Harley E. Flack, Ph.D. '71, became the fourth president of Wright State University in 1994. He has held positions in academic administration at Rowan College of New Jersey, SUNY/Old Westbury and Howard University. A past president of the National Society of Allied Health, Flack served as founding editor of its journal. He is a former Middle States Association evaluator, and also serves as a consultant in the area of strategic planning. An accomplished musician and composer, Flack has created more than 25 works for piano and voice.
Martha Herr, M.F.A. '83 & B.F.A. '77, is a singer of international reputation who specializes in contemporary music. She has participated in concerts, operas and recordings in the United States, Brazil and Europe as a soloist and member of several chamber ensembles. A resident of Brazil, she is a professor of voice at the University of Sao Paulo, where she developed the curriculum and program requirements for the bachelor's degree in voice. In 1990, she earned the Sao Paulo Critics' Association's Singer of the Year award.
The Walter P. Cooke Award
Awarded in recognition of notable and meritorious contributions to UB by a non-alumnus.

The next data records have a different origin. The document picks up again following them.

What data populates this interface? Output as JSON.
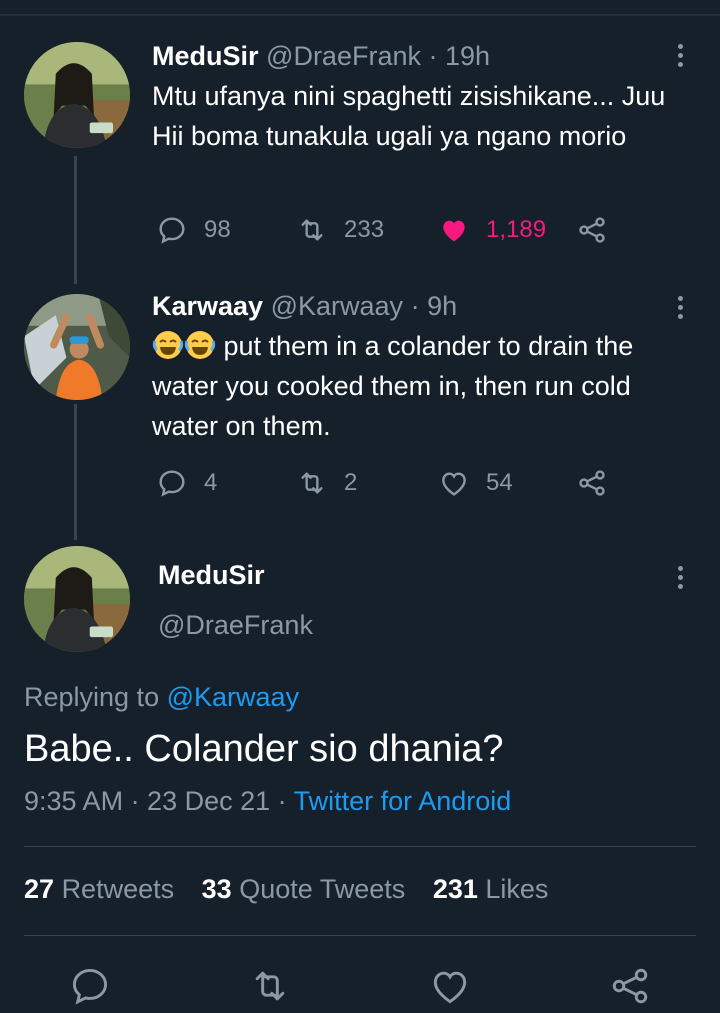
{
  "tweets": [
    {
      "name": "MeduSir",
      "handle": "@DraeFrank",
      "time": "19h",
      "text": "Mtu ufanya nini spaghetti zisishikane... Juu Hii boma tunakula ugali ya ngano morio",
      "replies": "98",
      "retweets": "233",
      "likes": "1,189",
      "liked": true
    },
    {
      "name": "Karwaay",
      "handle": "@Karwaay",
      "time": "9h",
      "emoji": "😂😂",
      "text": "put them in a colander to drain the water you cooked them in,  then run cold water on them.",
      "replies": "4",
      "retweets": "2",
      "likes": "54",
      "liked": false
    }
  ],
  "main": {
    "name": "MeduSir",
    "handle": "@DraeFrank",
    "replying_label": "Replying to",
    "replying_to": "@Karwaay",
    "text": "Babe.. Colander sio dhania?",
    "timestamp": "9:35 AM · 23 Dec 21 · ",
    "source": "Twitter for Android",
    "stats": {
      "retweets_count": "27",
      "retweets_label": "Retweets",
      "quotes_count": "33",
      "quotes_label": "Quote Tweets",
      "likes_count": "231",
      "likes_label": "Likes"
    }
  },
  "icons": [
    "reply-icon",
    "retweet-icon",
    "like-icon",
    "share-icon",
    "more-icon"
  ],
  "colors": {
    "background": "#15202b",
    "accent": "#1d9bf0",
    "like": "#f91880",
    "muted": "#8b98a5"
  }
}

George C. Lee has just retired as dean of the UB School of Engineering and Applied Sciences and continues as director of the National Center for Earthquake Engineering Research headquartered at UB. A distinguished and dedicated 34-year member of the UB faculty, Lee has consistently guided the growth of the School of Engineering and Applied Sciences toward its current highly regarded position in the world research community. Instrumental in developing partnerships between UB and the industrial community, including the formation of the Calspan-UB Research Center and the Strategic Partnership for Industrial Resurgence project, Lee also initiated the Engineering Career Institute for undergraduate engineering students. In addition, he has played a significant role in establishing the Buffalo-area Engineering Awareness for Minorities (BEAM) program.
Clifford C. Furnas Memorial Award

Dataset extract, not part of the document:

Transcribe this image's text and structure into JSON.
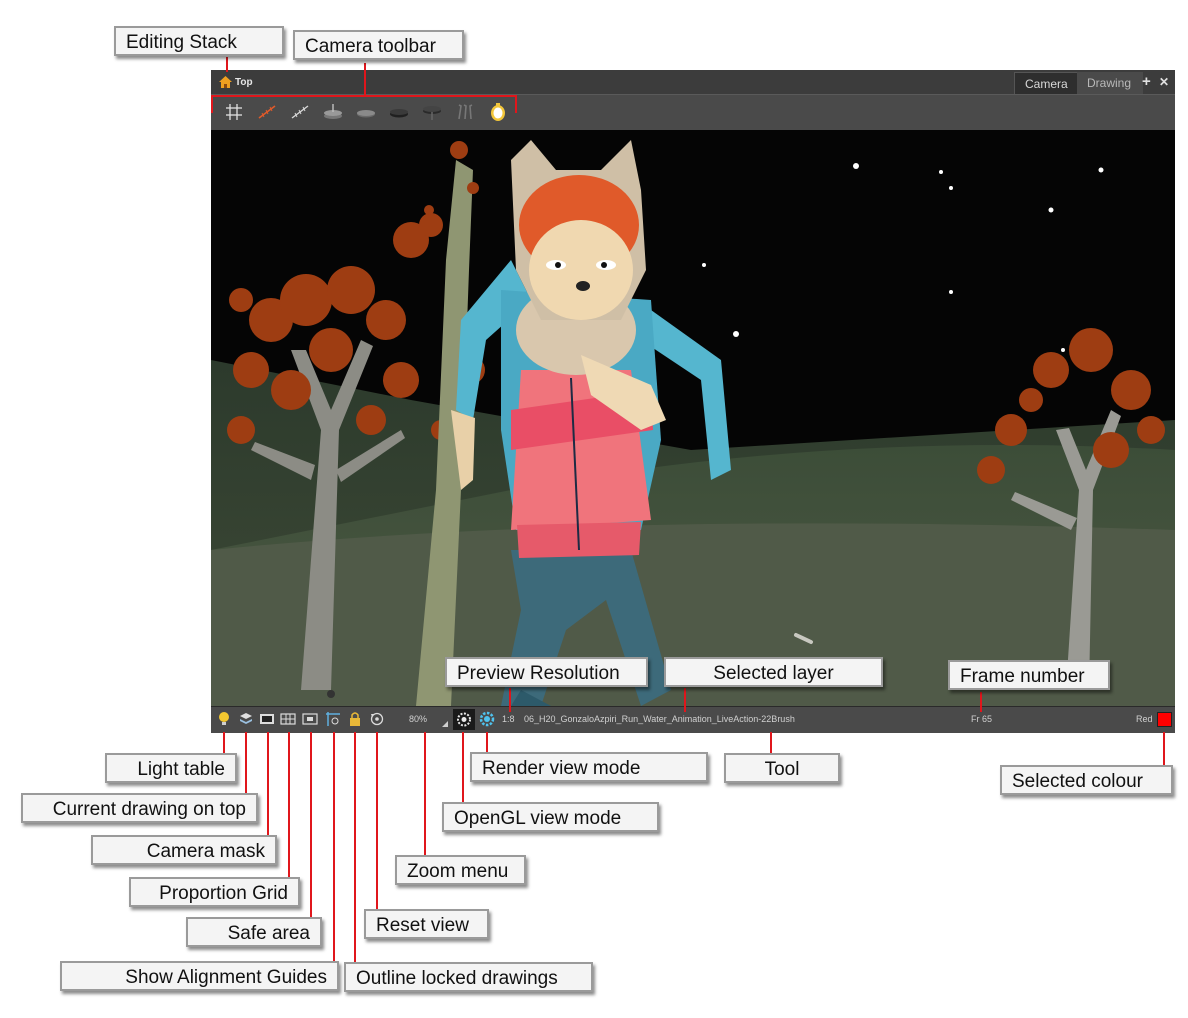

Awarded to a graduate of the School of Engineering and Applied Sciences or the Faculty of Natural Sciences and Mathematics who has distinguished himself or herself in the field of science.
Thomas F. Mich, Ph.D. '67, is vice president of chemical development at the Parke-Davis Pharmaceutical Research Division of the Warner-Lambert Company. He is one of the most prominent and successful graduates of the Department of Chemistry through his work in chemical research in the synthesis of natural products, the preparation of unique strained systems and the study of new chemical reactions. The holder of 30 patents in the area of synthesis of a variety of bacterial agents, including penicillins, cephalosporins and monobactams, Mich plays an essential role in commercializing the research efforts of a large group of Parke-Davis research chemists.
The George W. Thorn Award
Awarded to a UB graduate under the age of 40 for outstanding contributions to his or her career field or academic area.
Robert J. Full, Ph.D. '84, M.S. '82 & B.A. '79, heads the Poly-PEDAL Laboratory at the University of California/Berkeley and is the developer of the general model for terrestrial locomotion. His work has provided much of the biological inspiration for the design of robots. The recipient of a Presidential Young Investigator Award from the National Science Foundation, Full is a consultant to the Office of Naval Research.